It is being offered for sale in one line or as separate lots – 407ha Mount Henry North featuring new sheep yards or 283ha Mount Henry South boasting infrastructure and a homestead.
Its convenient location and significant road frontage offer potential for further subdivision (subject to council approval).
Mr Medway said Mount Henry will suit a number of buyers.
“There will be interest from existing businesses seeking scale and from Sydney investors who can employ local managers to handle those assets.”
Expressions of interest close on November 15.
Col Medway believes the second property, the impeccably maintained Raeburn, located within the Breadalbane Plain – a two-hour freeway drive from Sydney – will make more than $5.5 million when offered for auction on November 14.
Raeburn once formed part of the massive Chisolm estate which spanned more than 16,000 hectares in the Goulburn district.
Robert and Loris Kilby have owned the property since the 1980s but have now decided to retire. The 680ha operation comprises 444ha of arable grazing land rising to undulating grazing areas supporting 6550 DSE.
Raeburn is well watered by a 5.4km double frontage to Hannan’s Creek (headwaters of the Lachlan River) and 18 dams.
Ruralco Property GDL Real Estate will auction the multi-purpose Cunnamulla district irrigation and grazing property Melrose on October 26.
The 1364ha holding, pictured below, boasts substantial water capacity and reliability with an 1150mgl annual weir licence, a 1644mgl nominal volume flood harvesting licence and a 1000mgl water storage dam.
Selling agent Nick Dunsdon said Melrose was like no other farm west of St George.
“The Cunnamulla Weir on the Warrego River is more reliable than the Gwydir and the Border Rivers offering flexibility and unrivalled diversity in south-west Queensland.
Mr Dunsdon said Melrose also boasts excellent location and access to markets. It is primarily used to produce fodder, finish lambs and background weaner cattle, with a portion of country organically certified. However, in the past, Melrose has grown numerous broadacre crops, as well as table grapes, rock melons and onions.
Despite this year’s raging drought, the property will turn off more than 3000 bales of hay.
While the property is bare of cattle due to the current seasonal conditions, Mr Dunsdon said grazing compliments the farming side of Melrose.
“The balance of country is perfect for trading and finishing. The property has been fenced to handle cattle and or sheep. It is a unique and flexible operation.”
The Dunsdon family, which has owned Melrose since 2005, is selling to dissolve a 45-year partnership. The vendors are offering early access to the incoming purchaser, as well as the first offer on various plant and machinery.

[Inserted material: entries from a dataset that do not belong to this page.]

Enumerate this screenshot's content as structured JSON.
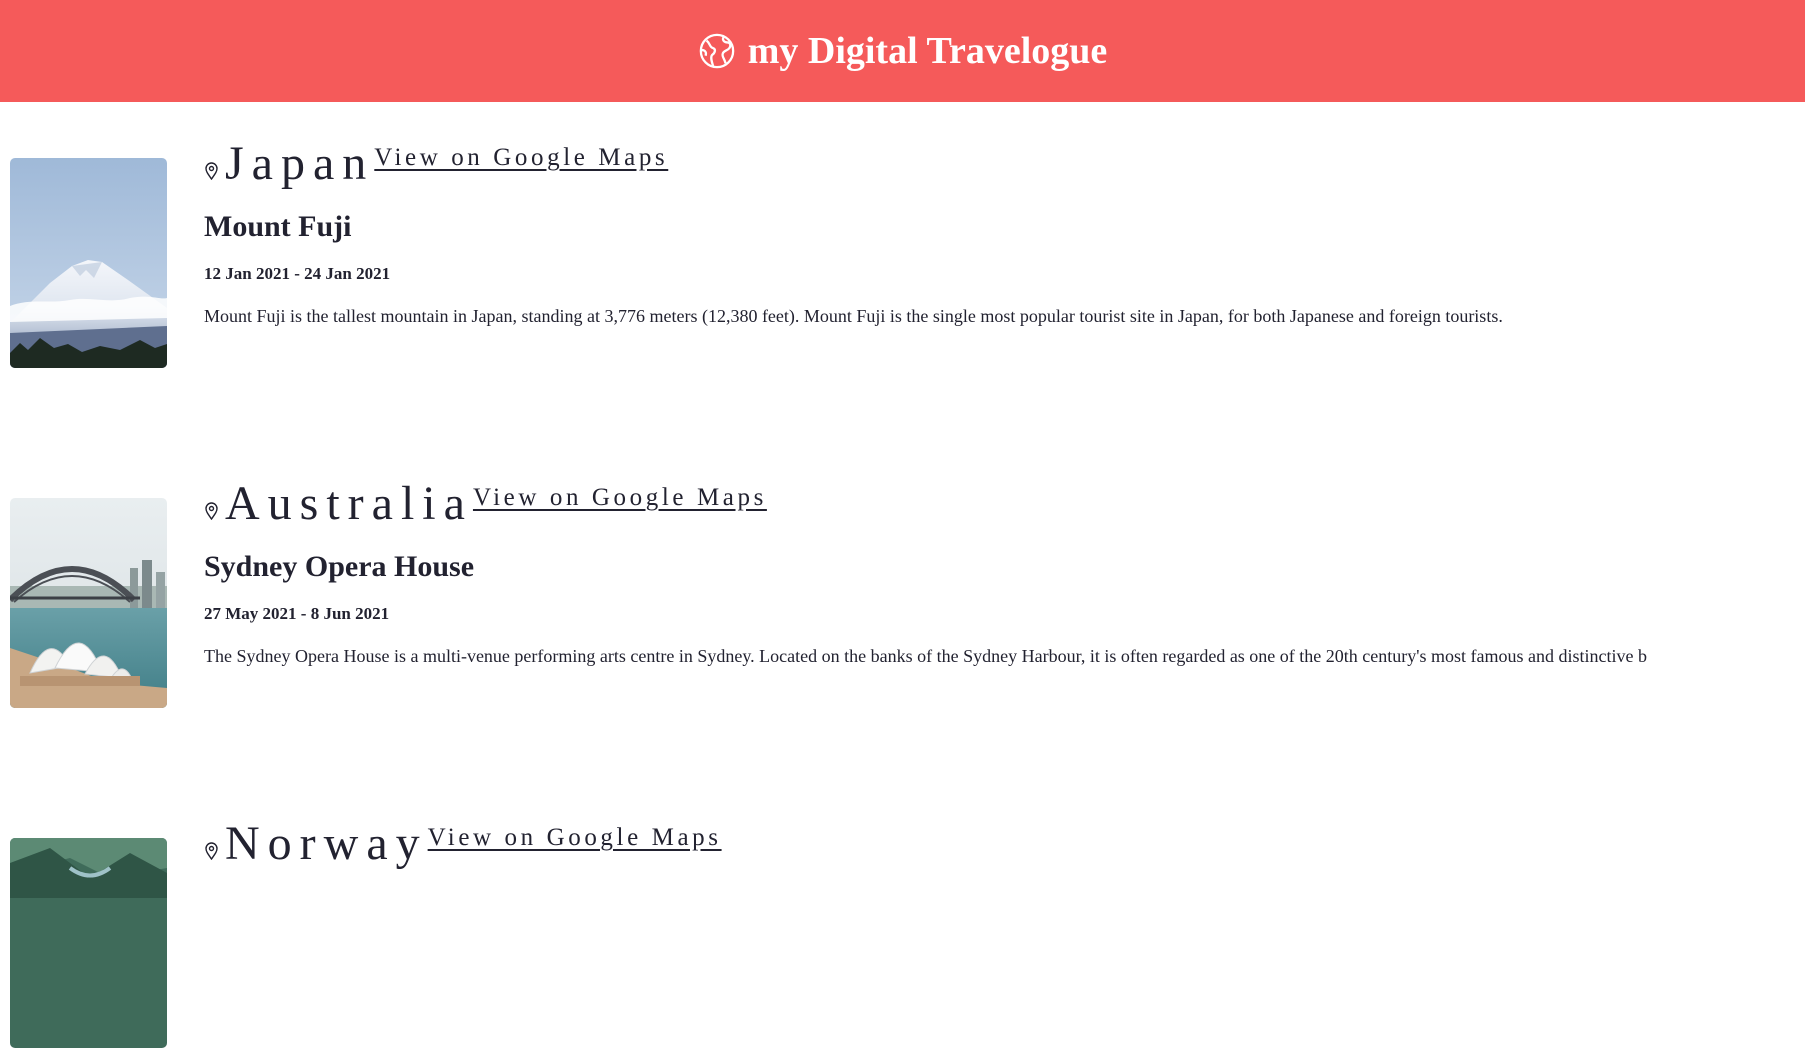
{
  "header": {
    "title": "my Digital Travelogue",
    "icon": "globe-icon",
    "background": "#f55a5a"
  },
  "entries": [
    {
      "country": "Japan",
      "maps_link": "View on Google Maps",
      "place": "Mount Fuji",
      "dates": "12 Jan 2021 - 24 Jan 2021",
      "description": "Mount Fuji is the tallest mountain in Japan, standing at 3,776 meters (12,380 feet). Mount Fuji is the single most popular tourist site in Japan, for both Japanese and foreign tourists."
    },
    {
      "country": "Australia",
      "maps_link": "View on Google Maps",
      "place": "Sydney Opera House",
      "dates": "27 May 2021 - 8 Jun 2021",
      "description": "The Sydney Opera House is a multi-venue performing arts centre in Sydney. Located on the banks of the Sydney Harbour, it is often regarded as one of the 20th century's most famous and distinctive b"
    },
    {
      "country": "Norway",
      "maps_link": "View on Google Maps"
    }
  ]
}
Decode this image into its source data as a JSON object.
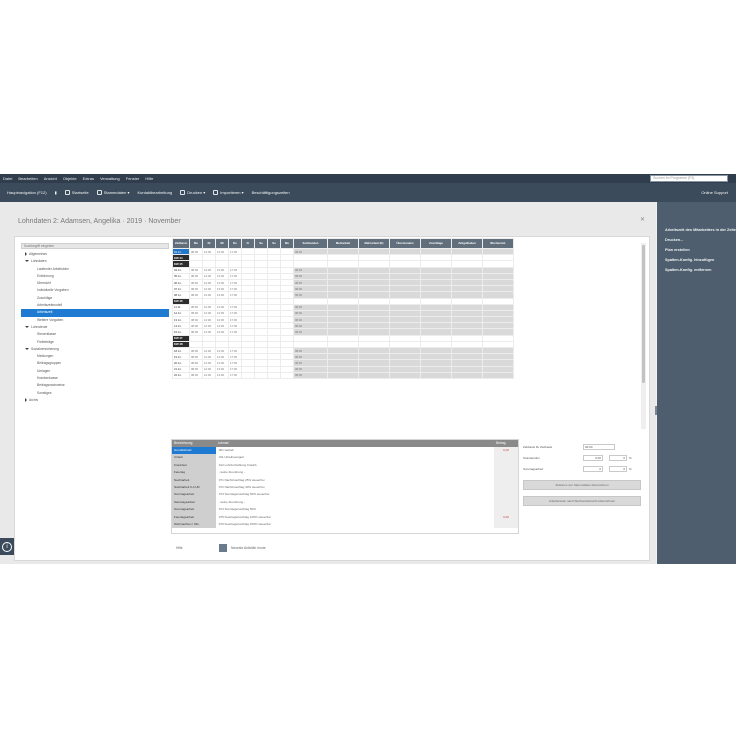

The sale will also include early access to 110ha of irrigated oats and 50ha of millet.
Expressions of interest are being sought for sub-lease or joint management with the existing lessee of extensive Kimberly district, WA cattle property Gibb River Station.
Covering more than 378,000ha, Gibb River Station, pictured below, is held by the Ngallagunda Aboriginal Corporation, and has a potential carrying capacity of more than 9000 cattle units. A muster was last held in 2015, with about 5200 Shorthorn cross cattle mustered.
Existing infrastructure for the property is in poor condition and will require refurbishment to allow herd and industry standard rangeland management to apply. The successful sub-lessee or collaborator with the current lessee will be required to meet infrastructure commitments, minimum conditions for management, training and career opportunities for local people. Importance will be given to a proponent that can evidence an ability to bring investment and capital to the station.
The Lease has an Indigenous Protected Area (IPA) in place and the successful proponent will be required to work with the IPA Wunggurr Rangers. This applies mainly to the protection of cultural sites and waterways.
Handling the lease process is Stuart Reid, Rodgers Reidy, Darwin. Expressions of Interest close on Monday 29 October.